Clump forming, airy-slender perennial with up to 1" pale blue to whitish flowers, strain from isolated population from West Virginia.
Narrow, grayish toned leaves, each stem bears several flowers, that start to bloom from the bottom and continues on the top, followed by round-balloon seed capsules.
Stems are 18-20" tall, usually a bit leaning towards one side - especially on more rich or moist soils.
This is native wildflower to the western 3/4 of North America, from Alaska and subarctic Canada as far south to northern Mexico, with only one rare isolated population in West Virginia and this is from where our plants originate.
This brings thought, that this plant was present in larger area, before it was pushed away by the glacier.
See the USDA distribution map.
Full sun, average, but drained soils, shallow, rocky, sandy soils, poor infertile soils, limestone barrens, gravelly soils. The drier the soil is, the longer-lived the plants get, but generally, this is short-lived perennial that reseeds.
Flowers for long time, from May to August, with the peak in early summer.
Deer resistant, hardy in zones 3 to 9.
Prairie flax (or Lewis flax, blue flax or wild blue flax) is attracts wide range of native bees and small flies and is recommended by Xerxes society.
Native Americans used it as herb - eyewash boils, poultice of fresh crushed leaves applied to irritated eyes, to improve hair and as important fiber-cloth plant.
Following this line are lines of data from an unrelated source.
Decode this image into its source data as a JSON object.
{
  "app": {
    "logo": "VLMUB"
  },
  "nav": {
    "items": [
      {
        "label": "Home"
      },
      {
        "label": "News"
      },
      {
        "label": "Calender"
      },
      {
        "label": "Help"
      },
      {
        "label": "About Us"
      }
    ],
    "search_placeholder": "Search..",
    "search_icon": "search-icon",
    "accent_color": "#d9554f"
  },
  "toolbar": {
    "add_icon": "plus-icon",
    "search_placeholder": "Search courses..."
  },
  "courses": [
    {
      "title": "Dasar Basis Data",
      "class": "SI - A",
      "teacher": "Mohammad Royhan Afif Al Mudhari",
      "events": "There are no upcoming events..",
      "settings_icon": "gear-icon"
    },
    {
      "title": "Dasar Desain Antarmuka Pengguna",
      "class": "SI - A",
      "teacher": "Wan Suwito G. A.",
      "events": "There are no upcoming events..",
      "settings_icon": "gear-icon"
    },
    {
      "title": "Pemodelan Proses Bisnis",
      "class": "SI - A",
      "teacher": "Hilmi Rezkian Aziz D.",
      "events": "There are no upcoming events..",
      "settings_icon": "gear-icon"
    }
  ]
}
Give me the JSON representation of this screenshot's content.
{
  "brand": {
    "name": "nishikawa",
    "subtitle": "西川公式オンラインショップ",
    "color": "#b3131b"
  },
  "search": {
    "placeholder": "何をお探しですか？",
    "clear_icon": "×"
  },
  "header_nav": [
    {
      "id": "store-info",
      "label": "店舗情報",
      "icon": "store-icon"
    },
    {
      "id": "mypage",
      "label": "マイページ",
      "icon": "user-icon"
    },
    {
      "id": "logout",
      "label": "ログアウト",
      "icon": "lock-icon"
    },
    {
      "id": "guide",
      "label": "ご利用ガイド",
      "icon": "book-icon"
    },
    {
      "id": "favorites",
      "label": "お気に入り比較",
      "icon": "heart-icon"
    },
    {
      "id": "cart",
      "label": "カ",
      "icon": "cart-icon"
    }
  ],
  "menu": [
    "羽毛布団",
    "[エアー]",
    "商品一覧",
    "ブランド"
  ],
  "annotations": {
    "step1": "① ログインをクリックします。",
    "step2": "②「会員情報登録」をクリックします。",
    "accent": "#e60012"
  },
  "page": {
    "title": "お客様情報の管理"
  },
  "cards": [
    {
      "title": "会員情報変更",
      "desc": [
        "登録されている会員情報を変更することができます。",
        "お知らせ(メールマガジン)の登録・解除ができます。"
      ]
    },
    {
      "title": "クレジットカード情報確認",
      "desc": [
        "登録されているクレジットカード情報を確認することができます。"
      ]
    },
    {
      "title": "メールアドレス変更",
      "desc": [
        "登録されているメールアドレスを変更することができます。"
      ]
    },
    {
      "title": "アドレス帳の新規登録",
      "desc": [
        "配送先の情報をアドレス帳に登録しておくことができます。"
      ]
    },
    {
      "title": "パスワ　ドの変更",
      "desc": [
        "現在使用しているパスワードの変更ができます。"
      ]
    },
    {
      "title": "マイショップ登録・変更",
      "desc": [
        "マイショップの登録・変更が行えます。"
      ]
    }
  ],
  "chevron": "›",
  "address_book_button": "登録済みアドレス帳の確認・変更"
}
For dry flower beds, rock gardens, shallow soils, naturalization in dry soil, dry prairies, this is very good filler in flower bed, because the color of five-petaled flowers goes well with many other colors. Seed capsules can be dried and used for dry flower arrangements.
Combine with Coreopsis, Gaillardia, Paeonia, Papaver orientale, Monarda bradburyana, Penstemon (especially with purple or reddish flowers), Nepeta, Salvia nemorosa, Salvia x sylvestris hybrids, Stachys byzantina, Sedum, and lower grasses.
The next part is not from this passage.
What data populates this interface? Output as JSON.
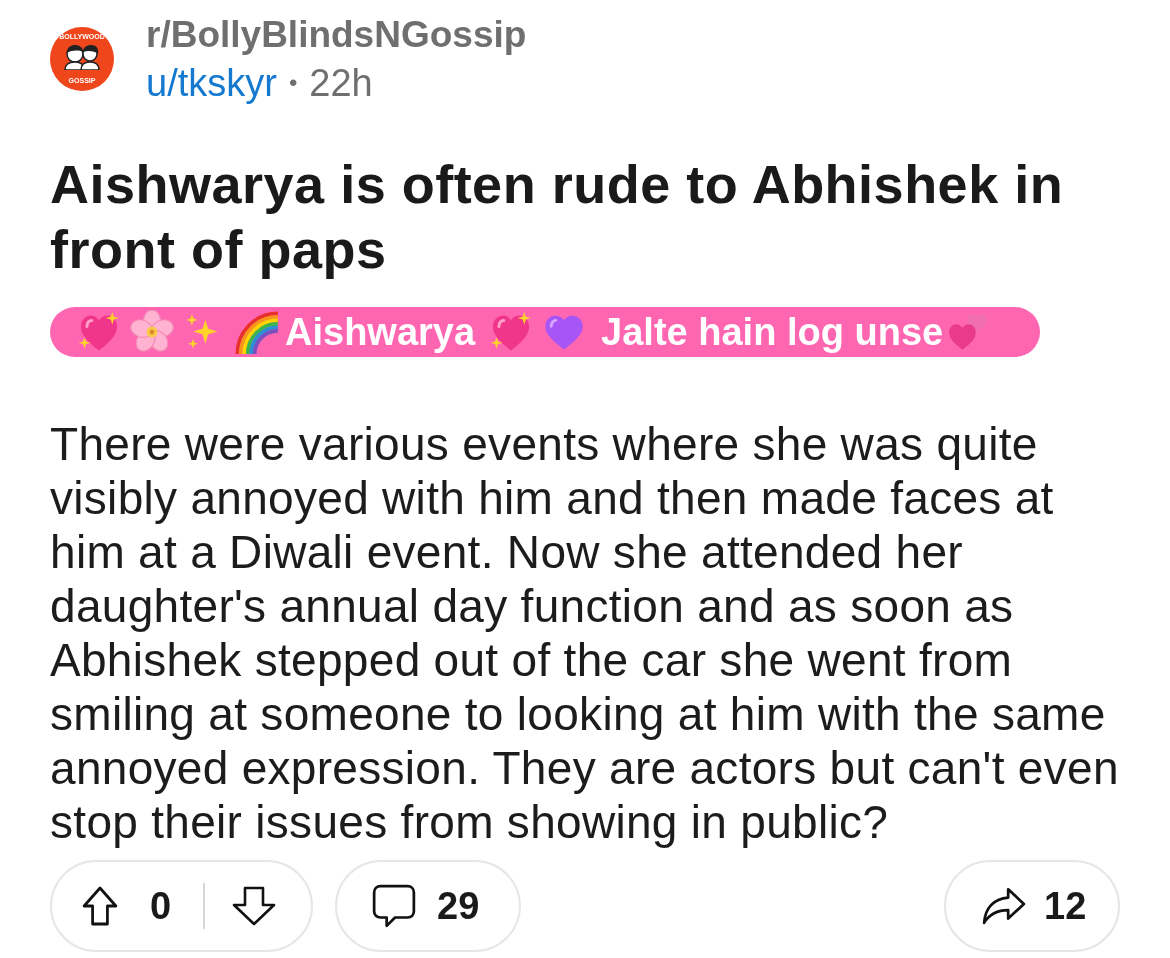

Picture copyright : US Perennials nursery
Pot size : square 3.5" x 4" deep perennial pot